What needs to be done -
Send back the data below exactly. Drop every picture.

Dataset -
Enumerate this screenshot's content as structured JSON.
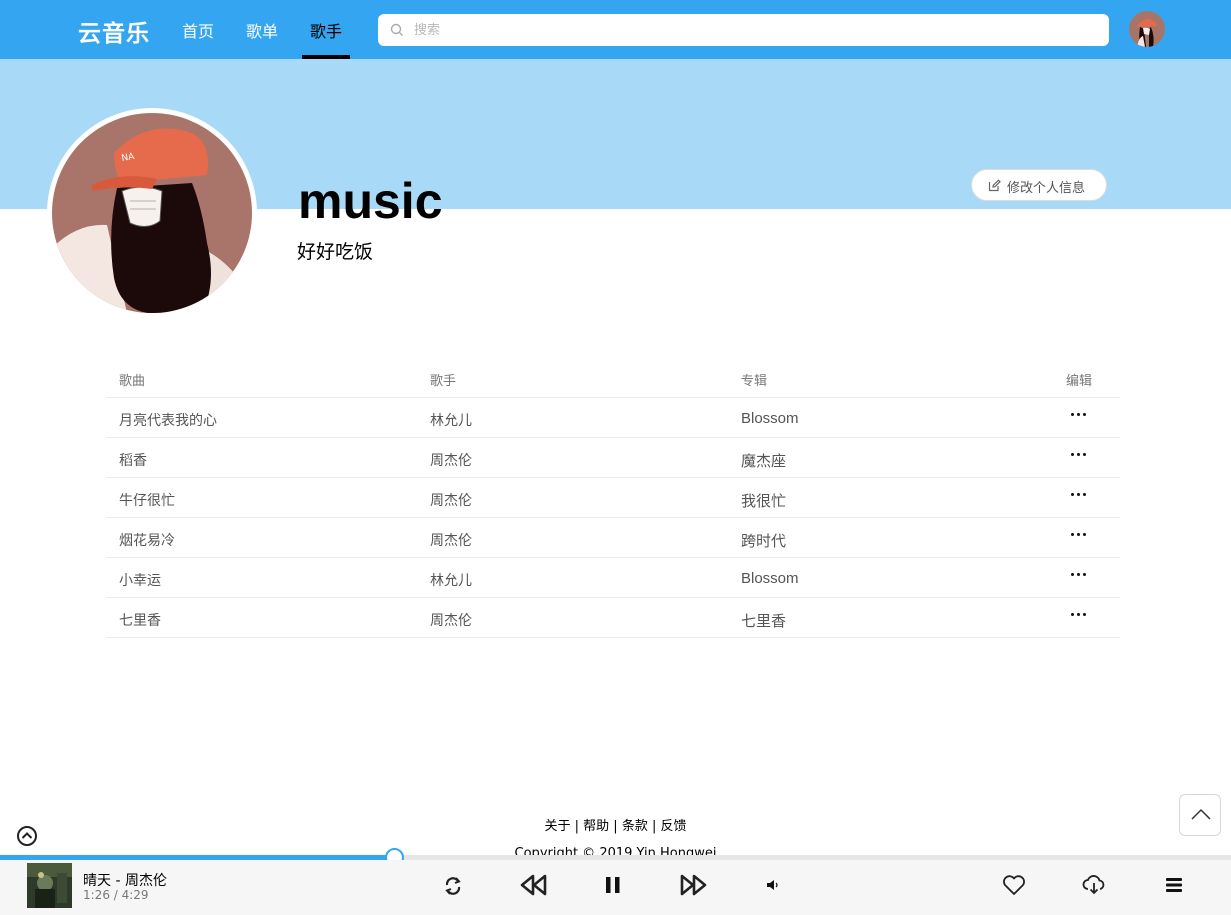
{
  "header": {
    "logo": "云音乐",
    "nav": [
      {
        "label": "首页"
      },
      {
        "label": "歌单"
      },
      {
        "label": "歌手"
      }
    ],
    "search_placeholder": "搜索"
  },
  "profile": {
    "username": "music",
    "signature": "好好吃饭",
    "edit_label": "修改个人信息"
  },
  "table": {
    "headers": {
      "song": "歌曲",
      "artist": "歌手",
      "album": "专辑",
      "edit": "编辑"
    },
    "rows": [
      {
        "song": "月亮代表我的心",
        "artist": "林允儿",
        "album": "Blossom"
      },
      {
        "song": "稻香",
        "artist": "周杰伦",
        "album": "魔杰座"
      },
      {
        "song": "牛仔很忙",
        "artist": "周杰伦",
        "album": "我很忙"
      },
      {
        "song": "烟花易冷",
        "artist": "周杰伦",
        "album": "跨时代"
      },
      {
        "song": "小幸运",
        "artist": "林允儿",
        "album": "Blossom"
      },
      {
        "song": "七里香",
        "artist": "周杰伦",
        "album": "七里香"
      }
    ]
  },
  "footer": {
    "links": [
      "关于",
      "帮助",
      "条款",
      "反馈"
    ],
    "separator": "|",
    "copyright": "Copyright © 2019 Yin Hongwei"
  },
  "player": {
    "title": "晴天 - 周杰伦",
    "time": "1:26 / 4:29",
    "progress": 0.32
  },
  "colors": {
    "primary": "#34a5f1",
    "banner": "#a8d9f7"
  },
  "icons": [
    "search-icon",
    "edit-icon",
    "more-icon",
    "repeat-icon",
    "previous-icon",
    "pause-icon",
    "next-icon",
    "volume-icon",
    "heart-icon",
    "download-icon",
    "playlist-icon",
    "chevron-up-icon"
  ]
}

Written response -
Enumerate this screenshot's content as structured JSON.
{
  "header": {
    "logo": "云音乐",
    "nav": [
      {
        "label": "首页"
      },
      {
        "label": "歌单"
      },
      {
        "label": "歌手"
      }
    ],
    "search_placeholder": "搜索"
  },
  "profile": {
    "username": "music",
    "signature": "好好吃饭",
    "edit_label": "修改个人信息"
  },
  "table": {
    "headers": {
      "song": "歌曲",
      "artist": "歌手",
      "album": "专辑",
      "edit": "编辑"
    },
    "rows": [
      {
        "song": "月亮代表我的心",
        "artist": "林允儿",
        "album": "Blossom"
      },
      {
        "song": "稻香",
        "artist": "周杰伦",
        "album": "魔杰座"
      },
      {
        "song": "牛仔很忙",
        "artist": "周杰伦",
        "album": "我很忙"
      },
      {
        "song": "烟花易冷",
        "artist": "周杰伦",
        "album": "跨时代"
      },
      {
        "song": "小幸运",
        "artist": "林允儿",
        "album": "Blossom"
      },
      {
        "song": "七里香",
        "artist": "周杰伦",
        "album": "七里香"
      }
    ]
  },
  "footer": {
    "links": [
      "关于",
      "帮助",
      "条款",
      "反馈"
    ],
    "separator": "|",
    "copyright": "Copyright © 2019 Yin Hongwei"
  },
  "player": {
    "title": "晴天 - 周杰伦",
    "time": "1:26 / 4:29",
    "progress": 0.32
  },
  "colors": {
    "primary": "#34a5f1",
    "banner": "#a8d9f7"
  },
  "icons": [
    "search-icon",
    "edit-icon",
    "more-icon",
    "repeat-icon",
    "previous-icon",
    "pause-icon",
    "next-icon",
    "volume-icon",
    "heart-icon",
    "download-icon",
    "playlist-icon",
    "chevron-up-icon"
  ]
}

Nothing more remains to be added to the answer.